:: How to complete this task ::
Retype the data below in full, keeping every character as it is.

Entries taken from a collection:
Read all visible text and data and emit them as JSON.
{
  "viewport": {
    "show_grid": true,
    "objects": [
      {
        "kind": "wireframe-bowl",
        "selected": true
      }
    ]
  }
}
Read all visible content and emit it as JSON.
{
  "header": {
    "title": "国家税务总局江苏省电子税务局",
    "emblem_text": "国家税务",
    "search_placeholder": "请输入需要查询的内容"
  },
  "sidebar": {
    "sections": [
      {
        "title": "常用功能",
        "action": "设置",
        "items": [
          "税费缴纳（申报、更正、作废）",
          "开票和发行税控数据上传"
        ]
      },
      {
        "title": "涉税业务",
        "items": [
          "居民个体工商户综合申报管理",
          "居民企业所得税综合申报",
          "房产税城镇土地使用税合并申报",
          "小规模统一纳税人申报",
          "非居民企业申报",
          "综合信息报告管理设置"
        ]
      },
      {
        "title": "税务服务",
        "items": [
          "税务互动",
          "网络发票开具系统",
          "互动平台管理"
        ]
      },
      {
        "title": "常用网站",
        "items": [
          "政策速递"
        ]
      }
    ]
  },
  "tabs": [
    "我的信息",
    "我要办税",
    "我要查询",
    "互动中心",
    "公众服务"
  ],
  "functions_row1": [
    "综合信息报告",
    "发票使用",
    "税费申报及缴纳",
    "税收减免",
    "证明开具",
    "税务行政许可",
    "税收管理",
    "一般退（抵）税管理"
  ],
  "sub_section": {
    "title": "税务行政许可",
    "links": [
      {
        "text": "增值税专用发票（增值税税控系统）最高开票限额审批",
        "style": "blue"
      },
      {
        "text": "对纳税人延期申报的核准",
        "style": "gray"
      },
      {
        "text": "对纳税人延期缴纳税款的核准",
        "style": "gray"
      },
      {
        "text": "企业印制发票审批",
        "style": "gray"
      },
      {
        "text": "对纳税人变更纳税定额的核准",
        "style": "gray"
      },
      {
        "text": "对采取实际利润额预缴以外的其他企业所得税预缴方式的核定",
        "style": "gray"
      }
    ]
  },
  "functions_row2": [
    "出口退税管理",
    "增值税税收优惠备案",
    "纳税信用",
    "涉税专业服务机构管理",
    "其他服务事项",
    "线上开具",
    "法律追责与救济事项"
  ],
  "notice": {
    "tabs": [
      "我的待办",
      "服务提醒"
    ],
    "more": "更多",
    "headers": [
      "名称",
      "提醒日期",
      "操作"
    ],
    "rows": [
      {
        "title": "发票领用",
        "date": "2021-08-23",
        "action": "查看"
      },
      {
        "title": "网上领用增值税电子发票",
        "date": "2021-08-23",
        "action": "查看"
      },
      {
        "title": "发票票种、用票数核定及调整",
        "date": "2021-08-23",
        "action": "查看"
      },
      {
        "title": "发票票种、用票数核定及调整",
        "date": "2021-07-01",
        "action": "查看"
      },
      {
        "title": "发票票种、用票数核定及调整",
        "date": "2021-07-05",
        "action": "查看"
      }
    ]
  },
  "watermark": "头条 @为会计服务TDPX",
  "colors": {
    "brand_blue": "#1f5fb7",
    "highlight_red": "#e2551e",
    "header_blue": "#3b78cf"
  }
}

:: Answer to this problem ::
Read all visible text and data and emit them as JSON.
{
  "viewport": {
    "show_grid": true,
    "objects": [
      {
        "kind": "wireframe-bowl",
        "selected": true
      }
    ]
  }
}
Read all visible content and emit it as JSON.
{
  "header": {
    "title": "国家税务总局江苏省电子税务局",
    "emblem_text": "国家税务",
    "search_placeholder": "请输入需要查询的内容"
  },
  "sidebar": {
    "sections": [
      {
        "title": "常用功能",
        "action": "设置",
        "items": [
          "税费缴纳（申报、更正、作废）",
          "开票和发行税控数据上传"
        ]
      },
      {
        "title": "涉税业务",
        "items": [
          "居民个体工商户综合申报管理",
          "居民企业所得税综合申报",
          "房产税城镇土地使用税合并申报",
          "小规模统一纳税人申报",
          "非居民企业申报",
          "综合信息报告管理设置"
        ]
      },
      {
        "title": "税务服务",
        "items": [
          "税务互动",
          "网络发票开具系统",
          "互动平台管理"
        ]
      },
      {
        "title": "常用网站",
        "items": [
          "政策速递"
        ]
      }
    ]
  },
  "tabs": [
    "我的信息",
    "我要办税",
    "我要查询",
    "互动中心",
    "公众服务"
  ],
  "functions_row1": [
    "综合信息报告",
    "发票使用",
    "税费申报及缴纳",
    "税收减免",
    "证明开具",
    "税务行政许可",
    "税收管理",
    "一般退（抵）税管理"
  ],
  "sub_section": {
    "title": "税务行政许可",
    "links": [
      {
        "text": "增值税专用发票（增值税税控系统）最高开票限额审批",
        "style": "blue"
      },
      {
        "text": "对纳税人延期申报的核准",
        "style": "gray"
      },
      {
        "text": "对纳税人延期缴纳税款的核准",
        "style": "gray"
      },
      {
        "text": "企业印制发票审批",
        "style": "gray"
      },
      {
        "text": "对纳税人变更纳税定额的核准",
        "style": "gray"
      },
      {
        "text": "对采取实际利润额预缴以外的其他企业所得税预缴方式的核定",
        "style": "gray"
      }
    ]
  },
  "functions_row2": [
    "出口退税管理",
    "增值税税收优惠备案",
    "纳税信用",
    "涉税专业服务机构管理",
    "其他服务事项",
    "线上开具",
    "法律追责与救济事项"
  ],
  "notice": {
    "tabs": [
      "我的待办",
      "服务提醒"
    ],
    "more": "更多",
    "headers": [
      "名称",
      "提醒日期",
      "操作"
    ],
    "rows": [
      {
        "title": "发票领用",
        "date": "2021-08-23",
        "action": "查看"
      },
      {
        "title": "网上领用增值税电子发票",
        "date": "2021-08-23",
        "action": "查看"
      },
      {
        "title": "发票票种、用票数核定及调整",
        "date": "2021-08-23",
        "action": "查看"
      },
      {
        "title": "发票票种、用票数核定及调整",
        "date": "2021-07-01",
        "action": "查看"
      },
      {
        "title": "发票票种、用票数核定及调整",
        "date": "2021-07-05",
        "action": "查看"
      }
    ]
  },
  "watermark": "头条 @为会计服务TDPX",
  "colors": {
    "brand_blue": "#1f5fb7",
    "highlight_red": "#e2551e",
    "header_blue": "#3b78cf"
  }
}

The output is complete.